What is Sexual Assault?
Sexual Assault is a legal term that refers to a wide range of sexual offenses and is used to describe any sexual act or activity that that occurs without explicit consent of the victim
Forms of sexual assault include, but are not limited to:
- Attempted rape
- Fondling or unwanted sexual touching
- Forcing a victim to perform sexual acts, such as oral sex or penetrating the perpetrator’s body
- Penetration of the victim’s body (also known as rape)
- Molestation, child abuse, or incest
It is a common misconception that sexual assault requires the involvement of physical force or that the victim must sustain visible injuries. This is not the case. The use of coercion, drugs, alcohol, threats, or manipulation to compel sexual acts is still considered sexual assault.
What is Consent?
Consent is defined as the voluntary agreement to engage in a particular action or activity, made by individuals who possess both the freedom and capacity to make such a choice.

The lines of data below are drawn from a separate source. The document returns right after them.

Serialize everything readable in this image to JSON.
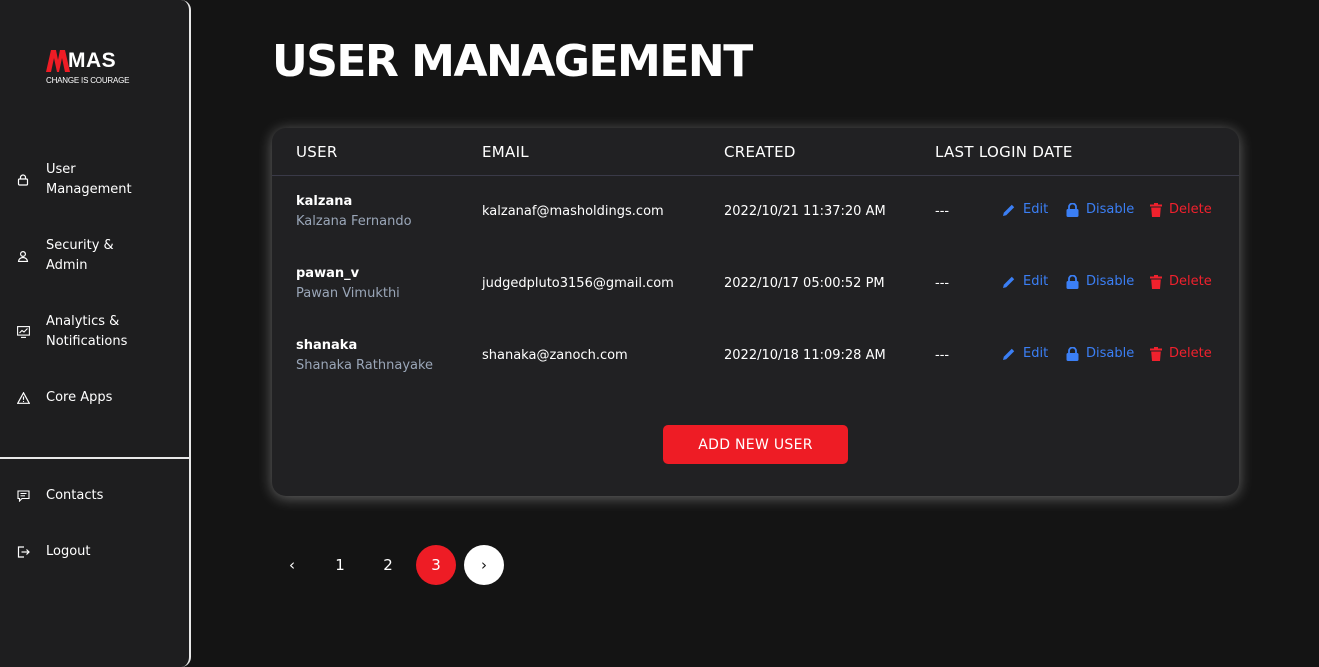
{
  "brand": {
    "name": "MAS",
    "tagline": "CHANGE IS COURAGE",
    "accent": "#ee1c25"
  },
  "sidebar": {
    "items": [
      {
        "label": "User Management",
        "icon": "lock-icon"
      },
      {
        "label": "Security & Admin",
        "icon": "user-icon"
      },
      {
        "label": "Analytics & Notifications",
        "icon": "chart-icon"
      },
      {
        "label": "Core Apps",
        "icon": "warning-triangle-icon"
      }
    ],
    "bottom_items": [
      {
        "label": "Contacts",
        "icon": "message-icon"
      },
      {
        "label": "Logout",
        "icon": "logout-icon"
      }
    ]
  },
  "page": {
    "title": "USER MANAGEMENT"
  },
  "table": {
    "columns": [
      "USER",
      "EMAIL",
      "CREATED",
      "LAST LOGIN DATE"
    ],
    "rows": [
      {
        "username": "kalzana",
        "full_name": "Kalzana Fernando",
        "email": "kalzanaf@masholdings.com",
        "created": "2022/10/21 11:37:20 AM",
        "last_login": "---"
      },
      {
        "username": "pawan_v",
        "full_name": "Pawan Vimukthi",
        "email": "judgedpluto3156@gmail.com",
        "created": "2022/10/17 05:00:52 PM",
        "last_login": "---"
      },
      {
        "username": "shanaka",
        "full_name": "Shanaka Rathnayake",
        "email": "shanaka@zanoch.com",
        "created": "2022/10/18 11:09:28 AM",
        "last_login": "---"
      }
    ],
    "actions": {
      "edit": "Edit",
      "disable": "Disable",
      "delete": "Delete"
    },
    "add_button": "ADD NEW USER"
  },
  "pagination": {
    "prev": "‹",
    "pages": [
      "1",
      "2",
      "3"
    ],
    "current": "3",
    "next": "›"
  }
}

It is NOT considered consent if you or someone else involved in the situation:
- Was asleep, unconscious, intoxicated, under the influence of drugs, or otherwise unable to make a conscious and informed choice.
- Felt pressured, manipulated, deceived, or coerced into saying yes against their will.

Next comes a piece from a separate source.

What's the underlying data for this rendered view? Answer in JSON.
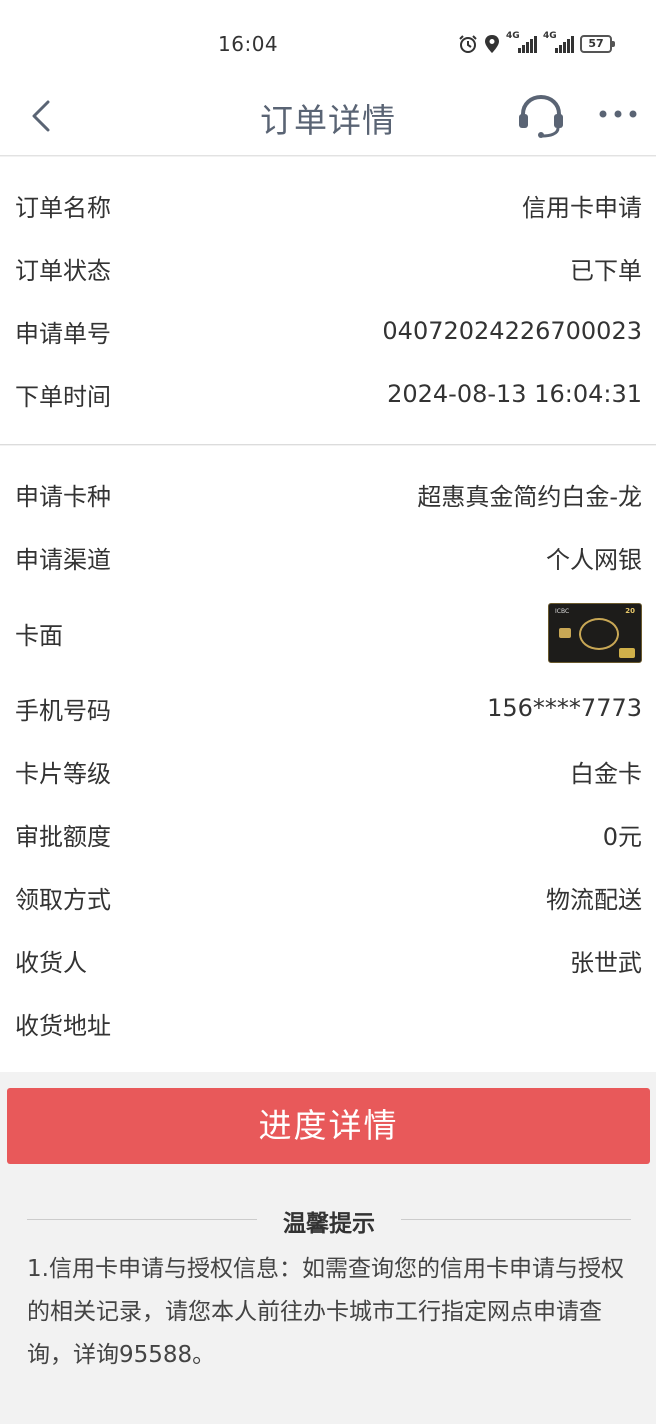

- Did not meet the legal age requirement to provide consent.
- Lacked the capacity to choose
It’s crucial to recognize that consent is an ongoing and revocable agreement. Anyone involved has the right to withdraw their consent at any point during a sexual encounter, including during sex or any sexual activity. Consent for a specific action in the past does not imply consent for the same action in the future. Consent must always be freely given, informed, and enthusiastic.
Who Commits Sexual Assault?
There are no restrictions on who can commit sexual assault. Perpetrators of sexual assault may be strangers, but in roughly 4 out of 5 cases, they are individuals already familiar to the victim. This includes partners, ex-partners, friends, colleagues, and even family members. It’s essential to recognize that sexual assault can occur within a range of relationships, not solely as a result of stranger-perpetrated incidents.
What is a Sexual Assault Forensic Examination?
A Sexual Assault Forensic Examination, conducted by a certified Forensic Nurse trained in performing such examinations for sexual assault victims, is a comprehensive medical assessment. This examination includes:
- Consent and Assent: The patient provides consent and maintains ongoing assent throughout the examination.
- Medical History and Assault Details: The patient provides their medical history and details of the assault, allowing the nurse to determine the necessary medical care.
- Head-to-Toe Assessment: This involves a thorough nursing assessment, including vital signs. It encompasses measuring and documenting any signs or symptoms of strangulation that the patient may have or currently experience.
- Evidence Collection: With the patient’s consent, the nurse collects samples by swabbing various areas of the body, preserves clothing, and may collect urine and/or blood samples.
- Medication and Testing: The nurse may offer medication to prevent pregnancy and/or sexually transmitted infections, and testing for these may be performed, with the order depending on patient preference and medical judgment. The patient is educated on the reasons for the chosen order.
- Photo Documentation: If the patient consents, the nurse takes photo documentation of the patient’s condition, clothing, and any injuries.
- ER Referral Assessment: The nurse determines if the patient should be referred to the emergency room to be seen by a physician.
- Resource and Counseling Referrals: The nurse provides information on where to find counseling, further medical assistance if needed, and additional resources for safety and other needs. Encouragement is given for a follow-up appointment to review lab results, document injury progression, and ensure the patient’s general well-being.
Note: Photographic documentation is captured using the SDFI system and stored with AES 256 Bit Encryption along with Passphrase Protection. It’s essential to understand that these photographs are not immediately shared with ANYONE. All photographs are treated as evidence and can only be released to Law Enforcement or any other party with a valid subpoena issued by a judge. We prioritize and take your privacy extremely seriously, and every precaution is taken to ensure the security and confidentiality of this sensitive information.